Last week on The Daily Weekly Nina Shapiro looked into an effort bubbling in the state legislature orchestrated by senate Republicans that would make divorces harder to get in our state. Not surprisingly, many readers found the idea to be downright ridiculous.
As Shapiro's post noted:
The same senator that brought you the parental notification bill, Don Benton of Vancouver, has introduced what he calls the "family second chances act." SB 5614 would radically increase the amount of time divorcing couples must wait before proceeding with their dissolution--from 90 days to an entire year.
The waiting period may be waived in cases of domestic violence, such as when one of the spouses is convicted of "a violent of sexual felony against the other party or a minor child." And what if a spouse is convicted of a violent or sexual felony against someone else? Apparently not grounds enough to ditch your spouse in a hurry, in the view of Benton and his nine like-minded colleagues, interestingly only one of whom is a woman (Sen. Sharon Brown, a Kennewick Republican).
The bill is aimed at encouraging couples to reconcile. To that end, it requires that a handbook given to estranged couples incorporate "information on the option of reconciliation, including research on the interest in reconciliation among couples considering marriage dissolution, the potential benefits of avoiding marriage dissolution," and "resources to assist with reconciliation for interested couples."
To which commenter Elsie replies:
Make it harder to get divorced, and even fewer people will marry in the first place. More will choose to live in unmarried partnerships that can be easily dissolved if things get ugly.

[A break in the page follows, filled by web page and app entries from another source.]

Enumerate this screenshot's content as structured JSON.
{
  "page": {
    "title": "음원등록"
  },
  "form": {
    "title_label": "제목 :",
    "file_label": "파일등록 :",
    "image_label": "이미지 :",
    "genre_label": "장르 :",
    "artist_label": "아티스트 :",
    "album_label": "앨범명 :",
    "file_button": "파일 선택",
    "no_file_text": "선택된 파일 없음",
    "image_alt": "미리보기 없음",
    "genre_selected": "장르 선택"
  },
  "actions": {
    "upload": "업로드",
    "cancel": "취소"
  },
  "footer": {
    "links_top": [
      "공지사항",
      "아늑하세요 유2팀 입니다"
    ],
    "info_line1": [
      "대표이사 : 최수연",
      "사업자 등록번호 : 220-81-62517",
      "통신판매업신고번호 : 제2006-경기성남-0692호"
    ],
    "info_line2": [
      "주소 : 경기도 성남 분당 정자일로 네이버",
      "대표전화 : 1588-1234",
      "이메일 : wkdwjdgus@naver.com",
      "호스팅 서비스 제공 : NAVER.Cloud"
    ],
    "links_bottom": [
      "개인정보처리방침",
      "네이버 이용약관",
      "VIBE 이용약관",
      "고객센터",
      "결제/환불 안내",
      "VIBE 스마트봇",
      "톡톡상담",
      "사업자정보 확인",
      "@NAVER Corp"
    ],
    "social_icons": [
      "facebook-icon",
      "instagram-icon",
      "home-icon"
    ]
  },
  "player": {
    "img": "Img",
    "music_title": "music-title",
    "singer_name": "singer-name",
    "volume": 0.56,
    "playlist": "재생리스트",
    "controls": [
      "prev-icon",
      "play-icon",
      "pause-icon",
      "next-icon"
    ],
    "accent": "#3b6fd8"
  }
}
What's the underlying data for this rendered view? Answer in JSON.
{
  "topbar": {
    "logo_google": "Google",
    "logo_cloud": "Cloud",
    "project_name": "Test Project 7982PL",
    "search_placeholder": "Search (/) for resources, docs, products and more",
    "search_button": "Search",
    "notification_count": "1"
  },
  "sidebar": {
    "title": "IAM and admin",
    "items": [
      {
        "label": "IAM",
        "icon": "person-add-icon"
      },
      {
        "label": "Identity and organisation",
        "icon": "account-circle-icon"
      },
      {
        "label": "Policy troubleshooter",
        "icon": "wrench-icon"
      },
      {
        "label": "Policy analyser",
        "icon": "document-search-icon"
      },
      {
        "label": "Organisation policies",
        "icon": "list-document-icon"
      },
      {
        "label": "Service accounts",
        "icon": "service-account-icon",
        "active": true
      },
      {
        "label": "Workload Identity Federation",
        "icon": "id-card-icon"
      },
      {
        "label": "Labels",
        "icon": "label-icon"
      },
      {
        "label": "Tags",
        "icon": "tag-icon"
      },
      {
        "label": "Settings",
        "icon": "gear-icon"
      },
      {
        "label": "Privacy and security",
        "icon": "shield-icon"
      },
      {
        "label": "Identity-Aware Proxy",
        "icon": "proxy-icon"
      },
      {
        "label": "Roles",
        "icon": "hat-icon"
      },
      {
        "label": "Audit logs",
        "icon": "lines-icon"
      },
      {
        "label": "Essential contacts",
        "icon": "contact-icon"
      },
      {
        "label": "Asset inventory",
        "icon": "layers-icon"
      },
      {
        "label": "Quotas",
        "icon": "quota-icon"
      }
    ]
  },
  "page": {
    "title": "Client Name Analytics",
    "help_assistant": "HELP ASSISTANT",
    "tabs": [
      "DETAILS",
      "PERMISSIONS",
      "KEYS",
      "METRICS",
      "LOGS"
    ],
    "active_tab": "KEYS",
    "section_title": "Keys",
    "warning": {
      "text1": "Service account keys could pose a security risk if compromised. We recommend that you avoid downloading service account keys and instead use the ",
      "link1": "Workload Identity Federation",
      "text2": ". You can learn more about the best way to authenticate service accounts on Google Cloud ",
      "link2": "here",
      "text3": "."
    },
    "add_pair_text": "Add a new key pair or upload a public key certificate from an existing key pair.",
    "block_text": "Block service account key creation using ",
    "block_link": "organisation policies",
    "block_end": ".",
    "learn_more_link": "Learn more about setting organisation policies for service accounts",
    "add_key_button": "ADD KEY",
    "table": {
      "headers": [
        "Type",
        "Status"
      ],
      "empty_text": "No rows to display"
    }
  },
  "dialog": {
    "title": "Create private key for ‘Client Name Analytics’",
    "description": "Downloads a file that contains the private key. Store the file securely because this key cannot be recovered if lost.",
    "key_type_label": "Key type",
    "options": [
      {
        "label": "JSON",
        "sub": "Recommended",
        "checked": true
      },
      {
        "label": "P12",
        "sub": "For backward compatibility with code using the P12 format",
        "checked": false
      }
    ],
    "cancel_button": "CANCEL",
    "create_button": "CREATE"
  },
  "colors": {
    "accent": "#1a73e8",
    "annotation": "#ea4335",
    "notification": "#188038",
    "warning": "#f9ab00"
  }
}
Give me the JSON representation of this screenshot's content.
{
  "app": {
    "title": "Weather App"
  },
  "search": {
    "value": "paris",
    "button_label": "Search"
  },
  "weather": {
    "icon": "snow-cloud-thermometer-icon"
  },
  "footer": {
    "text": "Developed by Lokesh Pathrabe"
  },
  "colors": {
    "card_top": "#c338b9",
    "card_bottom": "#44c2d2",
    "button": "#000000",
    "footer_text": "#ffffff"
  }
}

Let's see the GOP, which is so concerned about big government interfering in our lives, wants to regulate our intimate relationships. Isn't that just more government interference in our lives not less?